How hard it is on these folks when the stock market heads upward, inflation stays down, there are fewer casualties in Iraq, and there is news of a new oil find in North Dakota.

Sadly, it’s all politics. It is bad politics that places power and control above what is best for your country. What a dismal outlook those on the left have.

Will the economy suffer from a recession? Perhaps. Like life, the economy has its ups and downs. When you consider the fact that George Bush inherited an economy much worse than the one we have today (it was actually in the tank, even though you wouldn’t know it from press reports), today’s economy is amazingly robust. That’s true in spite of the fact that we had to recover from 9/11, Hurricane Katrina, and finance a costly war.

The key was the Bush tax cuts which the Democrats promise to let expire.
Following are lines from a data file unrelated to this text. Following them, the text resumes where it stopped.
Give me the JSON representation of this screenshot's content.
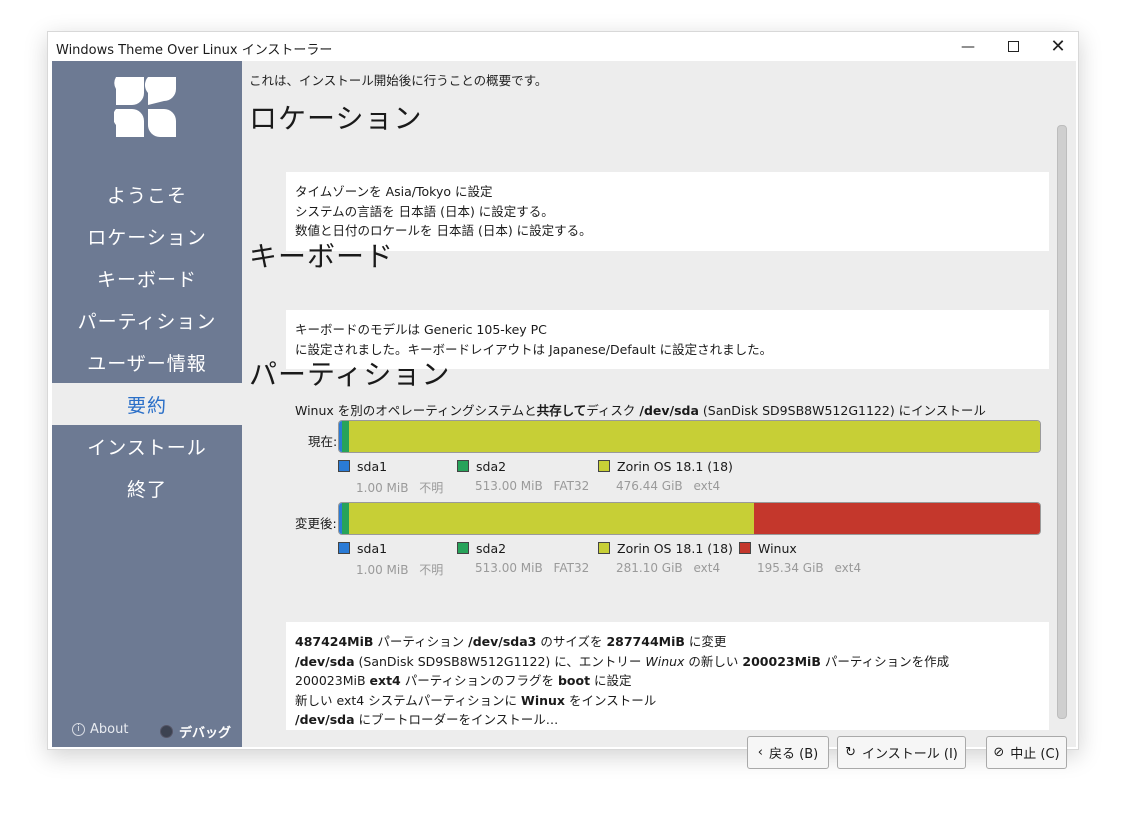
{
  "window": {
    "title": "Windows Theme Over Linux インストーラー"
  },
  "sidebar": {
    "items": [
      {
        "label": "ようこそ"
      },
      {
        "label": "ロケーション"
      },
      {
        "label": "キーボード"
      },
      {
        "label": "パーティション"
      },
      {
        "label": "ユーザー情報"
      },
      {
        "label": "要約",
        "active": true
      },
      {
        "label": "インストール"
      },
      {
        "label": "終了"
      }
    ],
    "about_label": "About",
    "debug_label": "デバッグ"
  },
  "content": {
    "intro": "これは、インストール開始後に行うことの概要です。",
    "location": {
      "heading": "ロケーション",
      "lines": [
        "タイムゾーンを Asia/Tokyo に設定",
        "システムの言語を 日本語 (日本) に設定する。",
        "数値と日付のロケールを 日本語 (日本) に設定する。"
      ]
    },
    "keyboard": {
      "heading": "キーボード",
      "lines": [
        "キーボードのモデルは Generic 105-key PC",
        "に設定されました。キーボードレイアウトは Japanese/Default に設定されました。"
      ]
    },
    "partition": {
      "heading": "パーティション",
      "desc_prefix": "Winux を別のオペレーティングシステムと",
      "desc_bold1": "共存して",
      "desc_mid": "ディスク ",
      "desc_bold2": "/dev/sda",
      "desc_suffix": " (SanDisk SD9SB8W512G1122) にインストール",
      "current_label": "現在:",
      "after_label": "変更後:",
      "current": {
        "segments": [
          {
            "name": "sda1",
            "size": "1.00 MiB",
            "fs": "不明",
            "color": "#2a7bd6",
            "fraction": 0.001
          },
          {
            "name": "sda2",
            "size": "513.00 MiB",
            "fs": "FAT32",
            "color": "#27a35a",
            "fraction": 0.01
          },
          {
            "name": "Zorin OS 18.1 (18)",
            "size": "476.44 GiB",
            "fs": "ext4",
            "color": "#c7cf36",
            "fraction": 0.989
          }
        ]
      },
      "after": {
        "segments": [
          {
            "name": "sda1",
            "size": "1.00 MiB",
            "fs": "不明",
            "color": "#2a7bd6",
            "fraction": 0.001
          },
          {
            "name": "sda2",
            "size": "513.00 MiB",
            "fs": "FAT32",
            "color": "#27a35a",
            "fraction": 0.01
          },
          {
            "name": "Zorin OS 18.1 (18)",
            "size": "281.10 GiB",
            "fs": "ext4",
            "color": "#c7cf36",
            "fraction": 0.58
          },
          {
            "name": "Winux",
            "size": "195.34 GiB",
            "fs": "ext4",
            "color": "#c4372c",
            "fraction": 0.409
          }
        ]
      },
      "ops": {
        "l1_b1": "487424MiB",
        "l1_t1": " パーティション ",
        "l1_b2": "/dev/sda3",
        "l1_t2": " のサイズを ",
        "l1_b3": "287744MiB",
        "l1_t3": " に変更",
        "l2_b1": "/dev/sda",
        "l2_t1": " (SanDisk SD9SB8W512G1122) に、エントリー ",
        "l2_i1": "Winux",
        "l2_t2": " の新しい ",
        "l2_b2": "200023MiB",
        "l2_t3": " パーティションを作成",
        "l3_t1": "200023MiB ",
        "l3_b1": "ext4",
        "l3_t2": " パーティションのフラグを ",
        "l3_b2": "boot",
        "l3_t3": " に設定",
        "l4_t1": "新しい ext4 システムパーティションに ",
        "l4_b1": "Winux",
        "l4_t2": " をインストール",
        "l5_b1": "/dev/sda",
        "l5_t1": " にブートローダーをインストール…"
      }
    }
  },
  "buttons": {
    "back": "戻る (B)",
    "install": "インストール (I)",
    "cancel": "中止 (C)"
  }
}
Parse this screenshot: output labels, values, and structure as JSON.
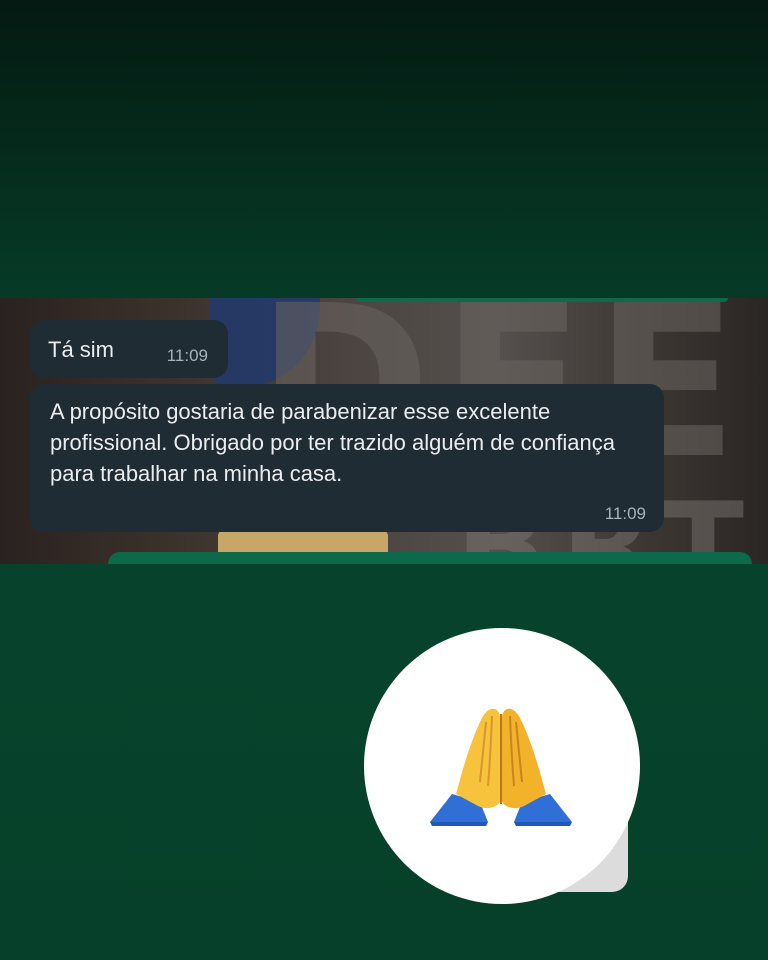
{
  "messages": [
    {
      "text": "Tá sim",
      "time": "11:09"
    },
    {
      "text": "A propósito gostaria de parabenizar esse excelente profissional. Obrigado por ter trazido alguém de confiança para trabalhar na minha casa.",
      "time": "11:09"
    }
  ],
  "reaction": {
    "icon": "folded-hands-icon"
  },
  "colors": {
    "bubble": "#202c33",
    "text": "#e9edef",
    "timestamp": "#a8b3b9",
    "background": "#06402a"
  }
}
Moreover, they pledge to add additional taxes on top of that. If we avoid sliding into a recession in 2008, but go ahead and elect an Obama or a Clinton to the White House (along with a Democratic Congress), Katy Bar the door! If you liked the economy of Jimmy Carter you’ll love the economy of either Obama or Clinton. Stay tuned.
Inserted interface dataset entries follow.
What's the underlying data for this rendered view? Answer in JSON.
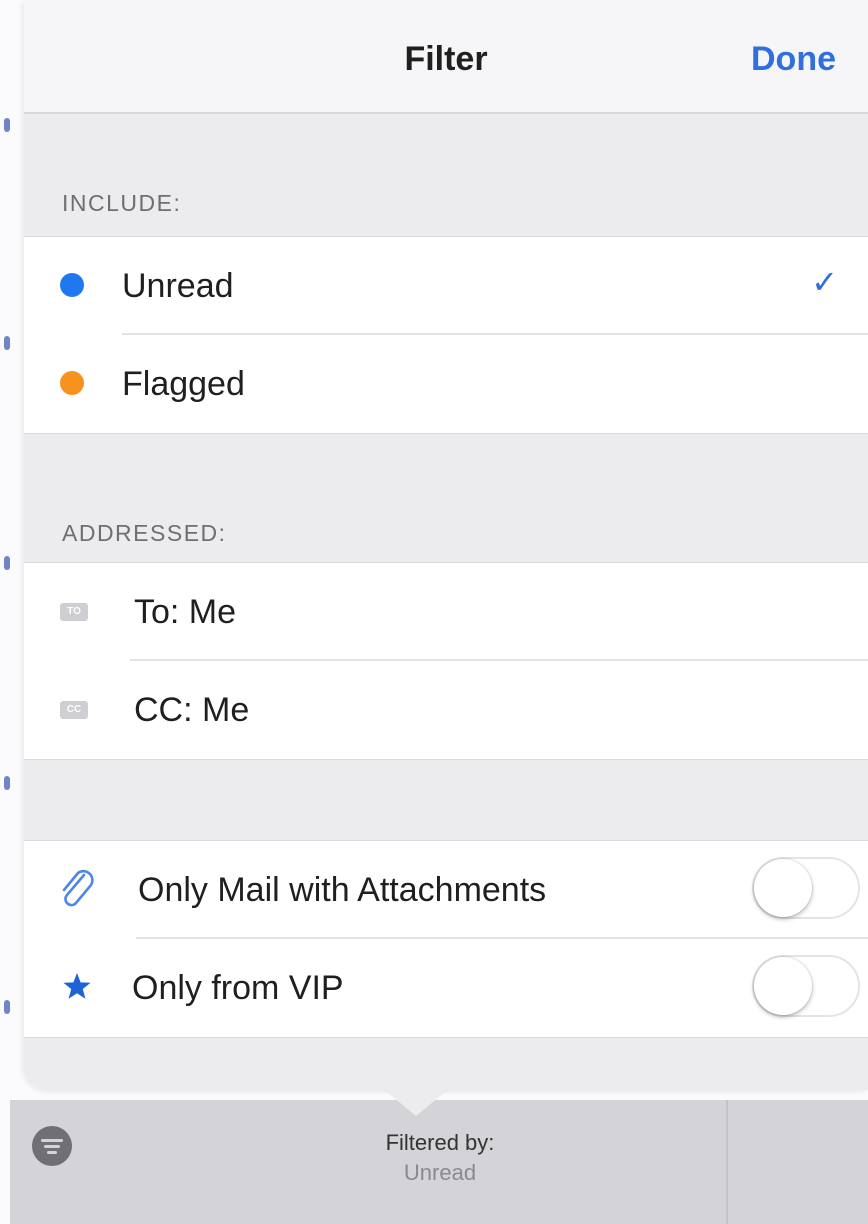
{
  "header": {
    "title": "Filter",
    "done_label": "Done"
  },
  "include": {
    "heading": "INCLUDE:",
    "items": [
      {
        "label": "Unread",
        "dot_color": "#1f78f0",
        "checked": true,
        "check": "✓"
      },
      {
        "label": "Flagged",
        "dot_color": "#f7921e",
        "checked": false
      }
    ]
  },
  "addressed": {
    "heading": "ADDRESSED:",
    "items": [
      {
        "label": "To: Me",
        "badge": "TO",
        "icon": "to-badge-icon"
      },
      {
        "label": "CC: Me",
        "badge": "CC",
        "icon": "cc-badge-icon"
      }
    ]
  },
  "options": {
    "items": [
      {
        "label": "Only Mail with Attachments",
        "icon": "paperclip-icon",
        "on": false
      },
      {
        "label": "Only from VIP",
        "icon": "star-icon",
        "on": false
      }
    ]
  },
  "toolbar": {
    "filtered_by_label": "Filtered by:",
    "filtered_value": "Unread",
    "icon": "filter-icon"
  },
  "colors": {
    "accent": "#2f6fde",
    "unread_dot": "#1f78f0",
    "flagged_dot": "#f7921e"
  }
}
Friday, April 4, 2008

Booing the President

Booing the President

Maybe I’m just old school, but it seems to me that there are lines that American citizens should not cross, and one of those lines is booing the President of the United States. Three years ago I attended opening day for the Washington Nationals Baseball Team. It was their very first game as the Washington Nationals and as a part of the celebration of this event; the President threw out the ceremonial first pitch. It’s an old, old tradition that began in 1910 when President William Howard Taft threw out the first pitch for the Washington Senators. From that day forward it became a tradition for the President of the United States to throw out the first pitch. 

It is, in my mind, a very nice tradition and until recent years the President, whoever he was, Republican or Democrat, received a nice round of applause for getting the grand old game off to a start. That’s why I was disappointed in 2005 when President Bush threw out the first pitch. While most fans gave him a nice round of applause, the boo birds were there. In fact, the couple I took to the game couldn’t see the President because a couple of protestors held up signs of protest when the President stepped on the field.
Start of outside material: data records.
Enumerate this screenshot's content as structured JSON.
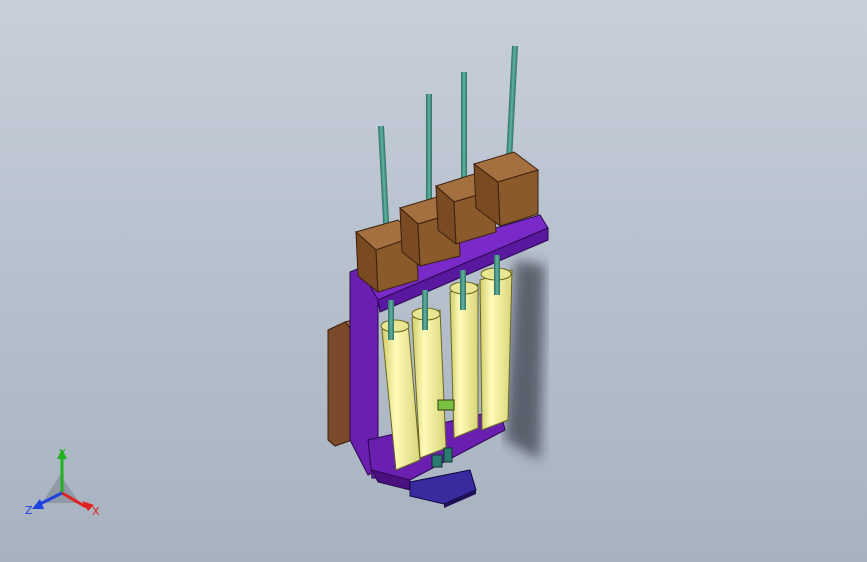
{
  "triad": {
    "x_label": "X",
    "y_label": "Y",
    "z_label": "Z",
    "x_color": "#e02020",
    "y_color": "#20b020",
    "z_color": "#2040e0"
  },
  "model": {
    "motor_color": "#8a5a2a",
    "frame_color": "#6a1fb0",
    "syringe_color": "#f4f29a",
    "rod_color": "#3f8f80",
    "bracket_color": "#7a4a2a",
    "base_color": "#3a2aa0"
  }
}
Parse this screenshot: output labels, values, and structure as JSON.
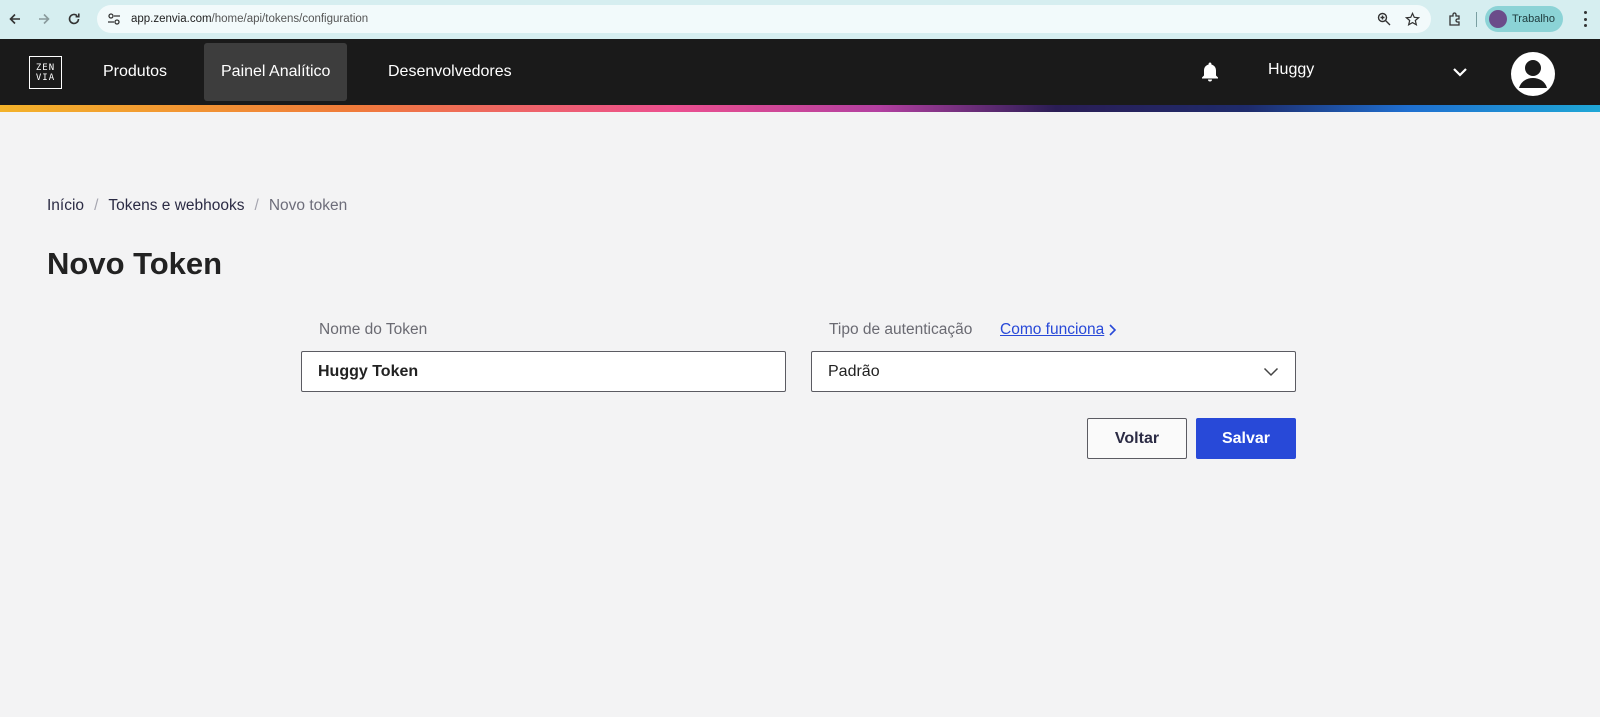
{
  "browser": {
    "url_host": "app.zenvia.com",
    "url_path": "/home/api/tokens/configuration",
    "profile_label": "Trabalho",
    "icons": [
      "back-arrow-icon",
      "forward-arrow-icon",
      "reload-icon",
      "site-settings-icon",
      "zoom-icon",
      "star-icon",
      "extensions-icon",
      "kebab-menu-icon"
    ]
  },
  "header": {
    "logo_top": "ZEN",
    "logo_bottom": "VIA",
    "nav": [
      {
        "label": "Produtos"
      },
      {
        "label": "Painel Analítico"
      },
      {
        "label": "Desenvolvedores"
      }
    ],
    "user_name": "Huggy",
    "icons": [
      "bell-icon",
      "chevron-down-icon",
      "user-avatar-icon"
    ]
  },
  "breadcrumb": {
    "items": [
      "Início",
      "Tokens e webhooks",
      "Novo token"
    ],
    "separator": "/"
  },
  "page": {
    "title": "Novo Token"
  },
  "form": {
    "token_name_label": "Nome do Token",
    "token_name_value": "Huggy Token",
    "auth_type_label": "Tipo de autenticação",
    "help_link": "Como funciona",
    "auth_type_value": "Padrão",
    "back_label": "Voltar",
    "save_label": "Salvar"
  },
  "colors": {
    "primary": "#2849d8",
    "header_bg": "#1a1a1a",
    "page_bg": "#f3f3f4"
  }
}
More recently when I attended opening day at the new Nationals ball park, there was more booing when the President stepped on the field.

Good grief, as Charlie Brown would say. It’s a baseball game for goodness sake! Are we becoming a banana republic where everything must be political? No matter how much you disagree with the current President, be he Republican or Democrat, conservative or liberal, doesn’t he or she deserve your respect?

As Paul says in Romans 13:7 in regard to government, "Give everyone what you owe him: If you owe taxes, pay taxes, if revenue, then revenue; if respect, then respect; if honor, then honor."
This doesn’t mean you have to surrender your freedom or you don’t have a right to disagree with the President on policies. I certainly disagree with the current President on a number of issues and I’m sure I’ll disagree with the next President on his or her policies. But I hope I will always give them respect and pray for their protection and wisdom in crisis.

Is America becoming such a coarse society that we no longer maintain a consensus of common decency and courtesy? As an American you have all sorts of freedoms. Nevertheless, there is a difference between what you can do (like booing the President) and what you should do. 

Next year when I go to out to opening day for the Nationals I plan on applauding the President who throws out the first pitch whether her name is Hillary or his name is Barak or John. It’s just the right thing to do.